# Task to complete
What you return must match the records below character for character, except that no picture appears.

(Entries from a dataset of interfaces)
>>>>

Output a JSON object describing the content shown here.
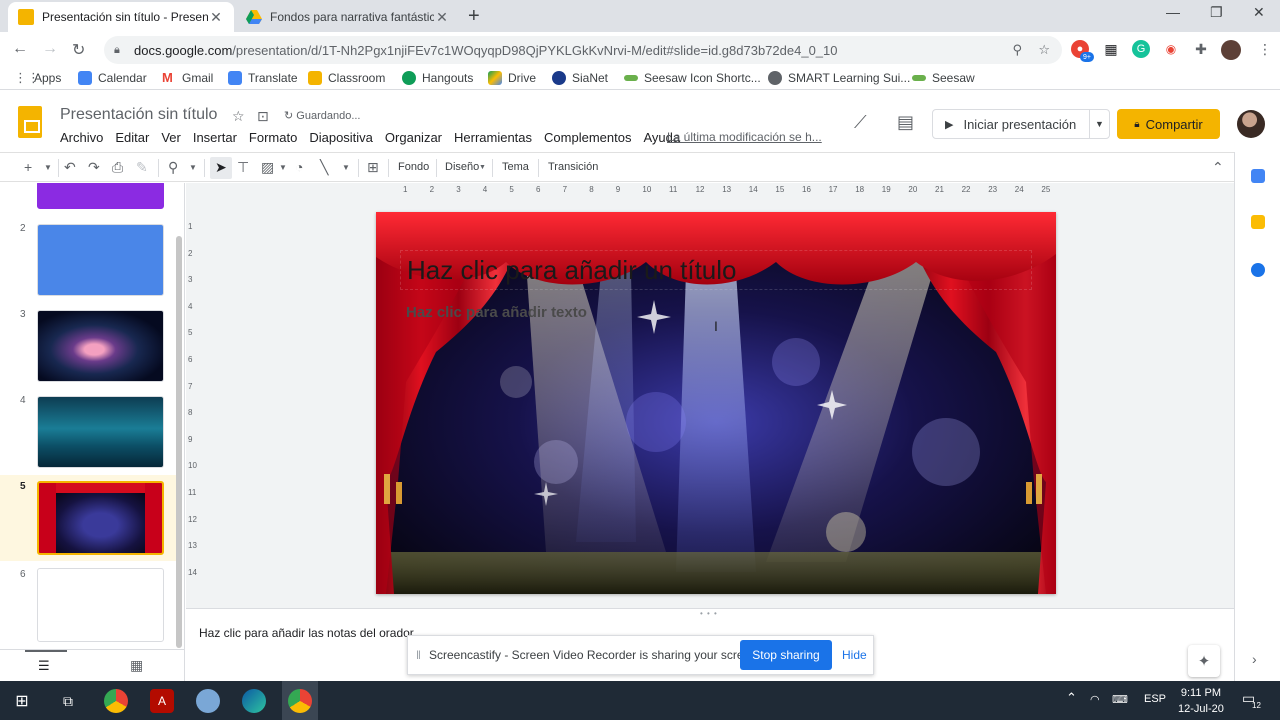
{
  "browser": {
    "tabs": [
      {
        "title": "Presentación sin título - Presenta",
        "active": true
      },
      {
        "title": "Fondos para narrativa fantástica -",
        "active": false
      }
    ],
    "url_host": "docs.google.com",
    "url_path": "/presentation/d/1T-Nh2Pgx1njiFEv7c1WOqyqpD98QjPYKLGkKvNrvi-M/edit#slide=id.g8d73b72de4_0_10",
    "ext_badge": "9+",
    "bookmarks": [
      {
        "label": "Apps",
        "color": "#5f6368"
      },
      {
        "label": "Calendar",
        "color": "#4285f4"
      },
      {
        "label": "Gmail",
        "color": "#ea4335"
      },
      {
        "label": "Translate",
        "color": "#4285f4"
      },
      {
        "label": "Classroom",
        "color": "#f4b400"
      },
      {
        "label": "Hangouts",
        "color": "#0f9d58"
      },
      {
        "label": "Drive",
        "color": "#fbbc04"
      },
      {
        "label": "SiaNet",
        "color": "#1a3a8a"
      },
      {
        "label": "Seesaw Icon Shortc...",
        "color": "#6ab04c"
      },
      {
        "label": "SMART Learning Sui...",
        "color": "#5f6368"
      },
      {
        "label": "Seesaw",
        "color": "#6ab04c"
      }
    ]
  },
  "app": {
    "doc_title": "Presentación sin título",
    "saving_status": "Guardando...",
    "menus": [
      "Archivo",
      "Editar",
      "Ver",
      "Insertar",
      "Formato",
      "Diapositiva",
      "Organizar",
      "Herramientas",
      "Complementos",
      "Ayuda"
    ],
    "last_modified": "La última modificación se h...",
    "present_label": "Iniciar presentación",
    "share_label": "Compartir",
    "accent": "#f4b400"
  },
  "edit_toolbar": {
    "background_label": "Fondo",
    "layout_label": "Diseño",
    "theme_label": "Tema",
    "transition_label": "Transición"
  },
  "filmstrip": {
    "slides": [
      {
        "num": "2"
      },
      {
        "num": "3"
      },
      {
        "num": "4"
      },
      {
        "num": "5"
      },
      {
        "num": "6"
      }
    ]
  },
  "ruler": {
    "h_ticks": [
      "1",
      "2",
      "3",
      "4",
      "5",
      "6",
      "7",
      "8",
      "9",
      "10",
      "11",
      "12",
      "13",
      "14",
      "15",
      "16",
      "17",
      "18",
      "19",
      "20",
      "21",
      "22",
      "23",
      "24",
      "25"
    ],
    "v_ticks": [
      "1",
      "2",
      "3",
      "4",
      "5",
      "6",
      "7",
      "8",
      "9",
      "10",
      "11",
      "12",
      "13",
      "14"
    ]
  },
  "slide": {
    "title_placeholder": "Haz clic para añadir un título",
    "body_placeholder": "Haz clic para añadir texto"
  },
  "notes": {
    "placeholder": "Haz clic para añadir las notas del orador"
  },
  "screencastify": {
    "message": "Screencastify - Screen Video Recorder is sharing your screen.",
    "stop_label": "Stop sharing",
    "hide_label": "Hide"
  },
  "taskbar": {
    "language": "ESP",
    "time": "9:11 PM",
    "date": "12-Jul-20",
    "notifications": "12"
  }
}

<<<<

# Solved exercise
Output a JSON object describing the content shown here.
{
  "browser": {
    "tabs": [
      {
        "title": "Presentación sin título - Presenta",
        "active": true
      },
      {
        "title": "Fondos para narrativa fantástica -",
        "active": false
      }
    ],
    "url_host": "docs.google.com",
    "url_path": "/presentation/d/1T-Nh2Pgx1njiFEv7c1WOqyqpD98QjPYKLGkKvNrvi-M/edit#slide=id.g8d73b72de4_0_10",
    "ext_badge": "9+",
    "bookmarks": [
      {
        "label": "Apps",
        "color": "#5f6368"
      },
      {
        "label": "Calendar",
        "color": "#4285f4"
      },
      {
        "label": "Gmail",
        "color": "#ea4335"
      },
      {
        "label": "Translate",
        "color": "#4285f4"
      },
      {
        "label": "Classroom",
        "color": "#f4b400"
      },
      {
        "label": "Hangouts",
        "color": "#0f9d58"
      },
      {
        "label": "Drive",
        "color": "#fbbc04"
      },
      {
        "label": "SiaNet",
        "color": "#1a3a8a"
      },
      {
        "label": "Seesaw Icon Shortc...",
        "color": "#6ab04c"
      },
      {
        "label": "SMART Learning Sui...",
        "color": "#5f6368"
      },
      {
        "label": "Seesaw",
        "color": "#6ab04c"
      }
    ]
  },
  "app": {
    "doc_title": "Presentación sin título",
    "saving_status": "Guardando...",
    "menus": [
      "Archivo",
      "Editar",
      "Ver",
      "Insertar",
      "Formato",
      "Diapositiva",
      "Organizar",
      "Herramientas",
      "Complementos",
      "Ayuda"
    ],
    "last_modified": "La última modificación se h...",
    "present_label": "Iniciar presentación",
    "share_label": "Compartir",
    "accent": "#f4b400"
  },
  "edit_toolbar": {
    "background_label": "Fondo",
    "layout_label": "Diseño",
    "theme_label": "Tema",
    "transition_label": "Transición"
  },
  "filmstrip": {
    "slides": [
      {
        "num": "2"
      },
      {
        "num": "3"
      },
      {
        "num": "4"
      },
      {
        "num": "5"
      },
      {
        "num": "6"
      }
    ]
  },
  "ruler": {
    "h_ticks": [
      "1",
      "2",
      "3",
      "4",
      "5",
      "6",
      "7",
      "8",
      "9",
      "10",
      "11",
      "12",
      "13",
      "14",
      "15",
      "16",
      "17",
      "18",
      "19",
      "20",
      "21",
      "22",
      "23",
      "24",
      "25"
    ],
    "v_ticks": [
      "1",
      "2",
      "3",
      "4",
      "5",
      "6",
      "7",
      "8",
      "9",
      "10",
      "11",
      "12",
      "13",
      "14"
    ]
  },
  "slide": {
    "title_placeholder": "Haz clic para añadir un título",
    "body_placeholder": "Haz clic para añadir texto"
  },
  "notes": {
    "placeholder": "Haz clic para añadir las notas del orador"
  },
  "screencastify": {
    "message": "Screencastify - Screen Video Recorder is sharing your screen.",
    "stop_label": "Stop sharing",
    "hide_label": "Hide"
  },
  "taskbar": {
    "language": "ESP",
    "time": "9:11 PM",
    "date": "12-Jul-20",
    "notifications": "12"
  }
}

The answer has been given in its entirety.